### THE INPUT
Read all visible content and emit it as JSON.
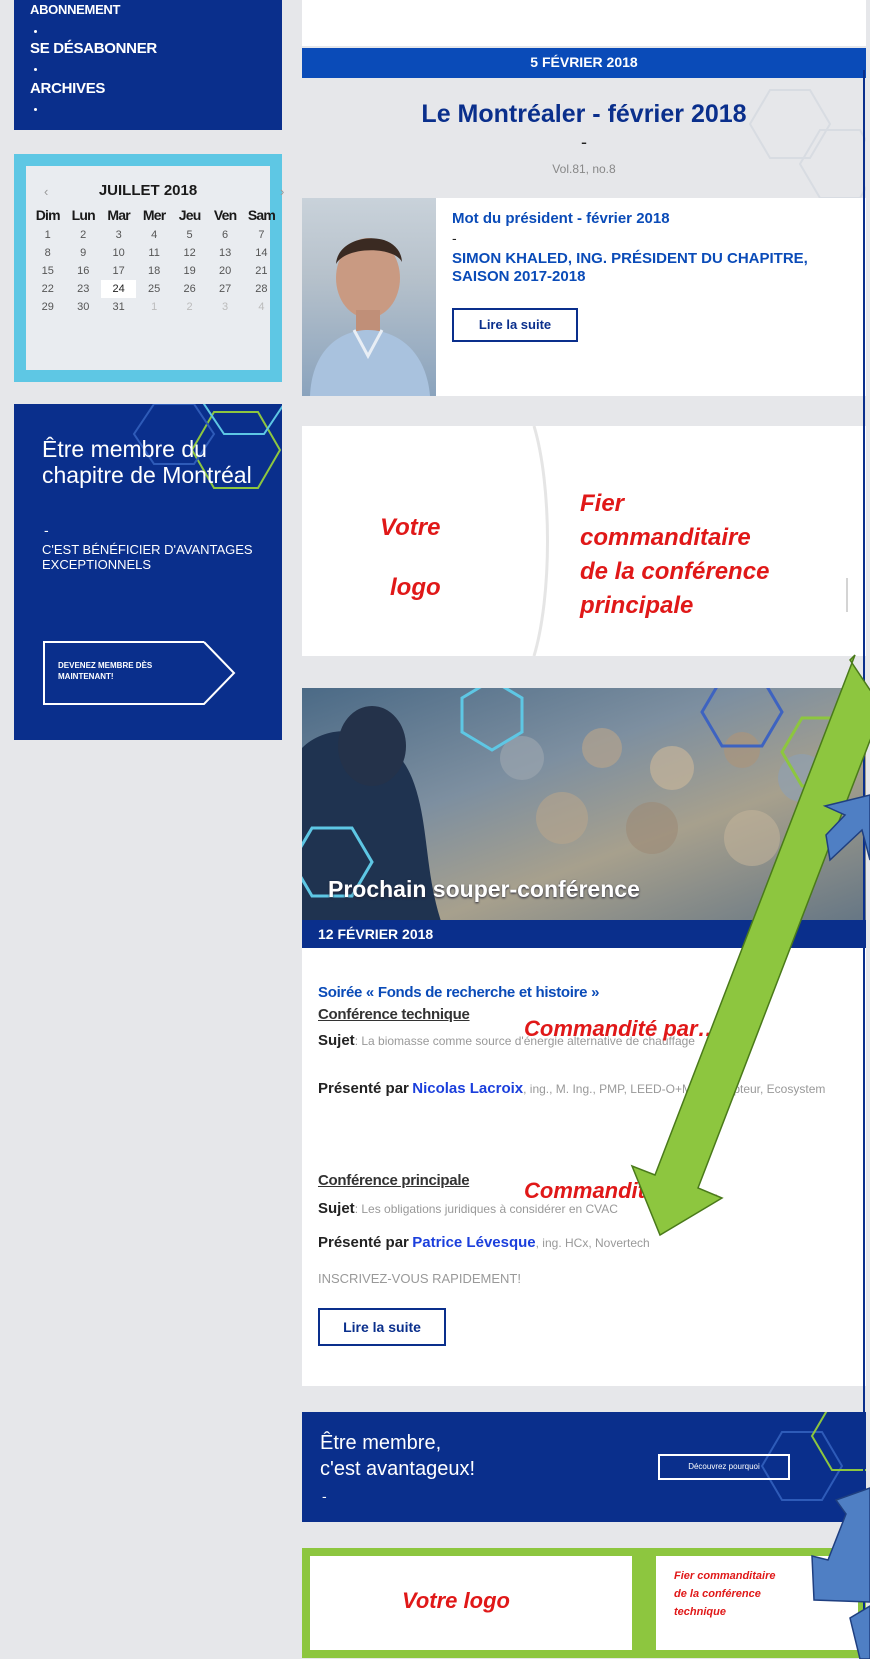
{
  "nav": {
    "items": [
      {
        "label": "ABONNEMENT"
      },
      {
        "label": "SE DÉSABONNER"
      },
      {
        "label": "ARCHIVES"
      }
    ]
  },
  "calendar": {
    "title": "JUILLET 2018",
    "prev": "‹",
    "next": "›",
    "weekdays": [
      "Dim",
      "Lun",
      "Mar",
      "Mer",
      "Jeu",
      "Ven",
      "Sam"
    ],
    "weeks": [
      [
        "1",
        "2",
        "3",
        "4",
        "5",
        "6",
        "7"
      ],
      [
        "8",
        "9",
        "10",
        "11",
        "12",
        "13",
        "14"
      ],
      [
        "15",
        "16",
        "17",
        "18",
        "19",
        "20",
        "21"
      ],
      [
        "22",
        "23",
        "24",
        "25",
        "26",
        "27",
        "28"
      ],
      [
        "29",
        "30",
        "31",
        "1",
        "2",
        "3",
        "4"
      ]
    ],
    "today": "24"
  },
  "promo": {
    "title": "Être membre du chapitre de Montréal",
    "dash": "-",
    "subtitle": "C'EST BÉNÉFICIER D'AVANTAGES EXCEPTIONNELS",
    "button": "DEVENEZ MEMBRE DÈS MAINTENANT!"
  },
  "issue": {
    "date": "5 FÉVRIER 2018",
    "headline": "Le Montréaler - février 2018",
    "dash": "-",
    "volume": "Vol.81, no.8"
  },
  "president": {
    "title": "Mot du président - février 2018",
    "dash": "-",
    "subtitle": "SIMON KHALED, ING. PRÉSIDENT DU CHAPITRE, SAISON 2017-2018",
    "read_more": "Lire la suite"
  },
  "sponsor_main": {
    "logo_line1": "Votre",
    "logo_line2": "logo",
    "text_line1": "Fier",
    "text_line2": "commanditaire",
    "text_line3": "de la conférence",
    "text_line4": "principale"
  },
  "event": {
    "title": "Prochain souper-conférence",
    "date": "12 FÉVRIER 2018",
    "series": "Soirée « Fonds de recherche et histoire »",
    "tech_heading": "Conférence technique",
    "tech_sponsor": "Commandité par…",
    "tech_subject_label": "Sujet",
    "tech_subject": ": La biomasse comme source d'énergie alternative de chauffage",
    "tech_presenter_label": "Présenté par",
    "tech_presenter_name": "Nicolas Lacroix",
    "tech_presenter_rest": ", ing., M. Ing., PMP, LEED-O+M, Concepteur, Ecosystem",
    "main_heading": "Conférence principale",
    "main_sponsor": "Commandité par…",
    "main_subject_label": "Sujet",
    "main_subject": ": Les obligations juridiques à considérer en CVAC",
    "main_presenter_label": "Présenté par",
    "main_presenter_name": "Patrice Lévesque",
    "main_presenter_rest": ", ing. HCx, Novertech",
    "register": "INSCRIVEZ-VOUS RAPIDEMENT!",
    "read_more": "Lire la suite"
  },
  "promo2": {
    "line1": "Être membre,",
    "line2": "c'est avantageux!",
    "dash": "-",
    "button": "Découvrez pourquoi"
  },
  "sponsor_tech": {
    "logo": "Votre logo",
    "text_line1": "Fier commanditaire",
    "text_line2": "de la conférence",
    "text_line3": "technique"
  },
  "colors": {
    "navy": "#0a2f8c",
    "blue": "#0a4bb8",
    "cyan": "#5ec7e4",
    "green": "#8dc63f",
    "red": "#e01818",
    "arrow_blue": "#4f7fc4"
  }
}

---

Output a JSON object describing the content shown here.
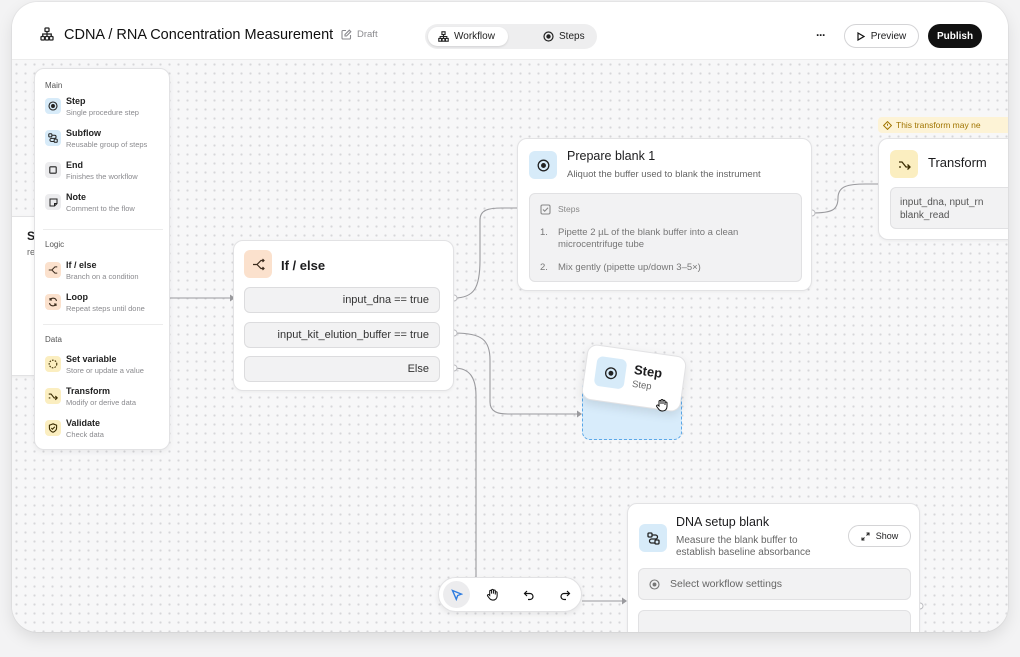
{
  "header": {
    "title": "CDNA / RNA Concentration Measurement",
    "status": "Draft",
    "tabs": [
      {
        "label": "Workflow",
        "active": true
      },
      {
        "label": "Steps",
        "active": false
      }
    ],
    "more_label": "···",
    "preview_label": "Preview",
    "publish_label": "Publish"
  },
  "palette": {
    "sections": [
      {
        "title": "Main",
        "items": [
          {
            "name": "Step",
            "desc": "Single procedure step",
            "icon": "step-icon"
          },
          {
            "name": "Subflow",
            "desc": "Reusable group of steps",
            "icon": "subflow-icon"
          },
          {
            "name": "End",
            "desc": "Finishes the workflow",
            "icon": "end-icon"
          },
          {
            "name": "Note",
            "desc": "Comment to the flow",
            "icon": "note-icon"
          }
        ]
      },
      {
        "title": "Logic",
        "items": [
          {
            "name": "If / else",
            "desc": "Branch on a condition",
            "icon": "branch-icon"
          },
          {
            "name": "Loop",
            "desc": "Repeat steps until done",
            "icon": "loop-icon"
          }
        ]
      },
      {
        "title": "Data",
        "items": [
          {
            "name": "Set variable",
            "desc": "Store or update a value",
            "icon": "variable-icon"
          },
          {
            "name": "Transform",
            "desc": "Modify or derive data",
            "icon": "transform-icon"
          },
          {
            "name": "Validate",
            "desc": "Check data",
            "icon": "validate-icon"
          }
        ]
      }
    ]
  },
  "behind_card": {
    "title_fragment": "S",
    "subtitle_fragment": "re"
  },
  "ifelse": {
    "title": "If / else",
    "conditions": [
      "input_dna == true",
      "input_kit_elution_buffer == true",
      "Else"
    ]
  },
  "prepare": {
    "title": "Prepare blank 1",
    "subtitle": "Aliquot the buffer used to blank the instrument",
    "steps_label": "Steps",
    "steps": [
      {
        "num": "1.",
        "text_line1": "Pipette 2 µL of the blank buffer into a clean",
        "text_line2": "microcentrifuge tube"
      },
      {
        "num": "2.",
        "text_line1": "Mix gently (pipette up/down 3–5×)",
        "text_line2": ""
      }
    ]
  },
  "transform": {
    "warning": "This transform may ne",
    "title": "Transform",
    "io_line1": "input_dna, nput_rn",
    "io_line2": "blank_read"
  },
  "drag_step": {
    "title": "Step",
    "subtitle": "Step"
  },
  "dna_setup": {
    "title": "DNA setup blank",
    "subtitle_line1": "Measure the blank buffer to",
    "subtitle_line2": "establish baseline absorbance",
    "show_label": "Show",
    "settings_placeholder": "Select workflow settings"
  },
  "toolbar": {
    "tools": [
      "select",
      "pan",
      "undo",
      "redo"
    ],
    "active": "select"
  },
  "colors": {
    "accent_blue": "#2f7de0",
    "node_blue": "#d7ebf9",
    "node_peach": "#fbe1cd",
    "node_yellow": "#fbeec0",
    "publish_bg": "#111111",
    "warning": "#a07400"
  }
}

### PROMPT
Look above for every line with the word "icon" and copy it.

### RESPONSE AREA
            "icon": "step-icon"
            "icon": "subflow-icon"
            "icon": "end-icon"
            "icon": "note-icon"
            "icon": "branch-icon"
            "icon": "loop-icon"
            "icon": "variable-icon"
            "icon": "transform-icon"
            "icon": "validate-icon"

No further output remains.